LOS ANGELES • Last year, three critically lauded movies were directed by women, with Patty Jenkins helming Wonder Woman, Greta Gerwig shepherding Lady Bird and Dee Rees behind Mudbound.
But do not pop the champagne yet if you think the power play in Hollywood has changed.
An annual diversity survey has found that the United States movie industry is no more diverse than it was a decade ago.
It noted that "there was no meaningful or sustained change in 2017" for female, black or Asian directors in Tinseltown.
The report, commissioned by the University of Southern California's Annenberg School for Communication and Journalism, surveyed 1,100 films made in the last 11 years.
It found that just 4 per cent were directed by women - which equates to 22 male directors hired for every woman.
The study revealed that the female directors typically had shorter careers.
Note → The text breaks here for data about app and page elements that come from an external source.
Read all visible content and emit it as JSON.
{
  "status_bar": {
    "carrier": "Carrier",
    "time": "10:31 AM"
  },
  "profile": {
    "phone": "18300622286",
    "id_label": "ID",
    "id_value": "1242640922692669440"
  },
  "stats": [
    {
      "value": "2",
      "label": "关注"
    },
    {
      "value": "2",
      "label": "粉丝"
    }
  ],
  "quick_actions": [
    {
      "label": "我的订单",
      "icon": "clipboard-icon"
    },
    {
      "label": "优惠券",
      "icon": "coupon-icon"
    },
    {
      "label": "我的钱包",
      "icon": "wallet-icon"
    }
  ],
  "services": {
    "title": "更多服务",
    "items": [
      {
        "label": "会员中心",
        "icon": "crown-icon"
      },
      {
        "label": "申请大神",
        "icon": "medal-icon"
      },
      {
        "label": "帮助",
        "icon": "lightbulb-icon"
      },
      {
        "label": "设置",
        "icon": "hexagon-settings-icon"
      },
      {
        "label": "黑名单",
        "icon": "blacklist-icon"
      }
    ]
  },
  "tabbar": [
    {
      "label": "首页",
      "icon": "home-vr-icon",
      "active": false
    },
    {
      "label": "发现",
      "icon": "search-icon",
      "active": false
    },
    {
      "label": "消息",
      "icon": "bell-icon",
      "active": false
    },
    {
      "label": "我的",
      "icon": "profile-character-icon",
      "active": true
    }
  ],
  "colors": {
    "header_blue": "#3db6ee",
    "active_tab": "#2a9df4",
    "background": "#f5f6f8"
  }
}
On average, they started later and ended earlier than the careers of men.
And 83.7 per cent of the women never directed a second movie, as opposed to 55.3 per cent of the men.
Women were more likely to find it much harder to graduate from independent, low-budget features and television shows to higher-grossing movies.
Furthermore, just 5.2 per cent of all directors - male and female - were black or African-American, and 3.2 per cent were Asian.
Of the 43 female directors who made movies between 2007 and last year, four were black, two Asian and one Hispanic (Mexico's Patricia Riggen, director of Chilean mining disaster dramatisation The 33).
"Hollywood's 'female director problem' has been the source of much dialogue over the past several years," said the report's author, Ms Stacy Smith.
"The evidence reveals that despite the increased attention, there has been no change for women behind the camera.
"Mere conversation is not the answer to these problems - and the time for conversation is up.
"Until major media companies take concrete steps to address the biases that impede hiring, nothing will change," she highlighted.
The findings will disappoint those hopeful for change in the film industry, after a year marked by dramatic revelations of sexual predation and harassment and the subsequent #MeToo social media campaign.
It appears that these developments have yet to make an appreciable impact on the industry's power structures.
"Some of the largest media companies in the world continue to underperform when it comes to hiring diverse directors and that inequality begins at the top," the report stated.
More than 82 per cent of senior executives at the seven top media companies were male, the survey found, and of the women, a mere four per cent were from under-represented racial/ethnic groups.
On the directors' boards, under 20 per cent of positions were filled by women.
The report warns of a potentially damaging disconnect between progress on diversity in the industry and public sentiment.
"Consumers have voted with their dollars in extraordinary ways this year, propelling films like Wonder Woman and Beauty And The Beast to the top of the box-office charts," it stated.
"They have also turned away from film and to other platforms and different content to fulfil entertainment needs - issuing a strong warning to the film industry that business as usual is simply unacceptable."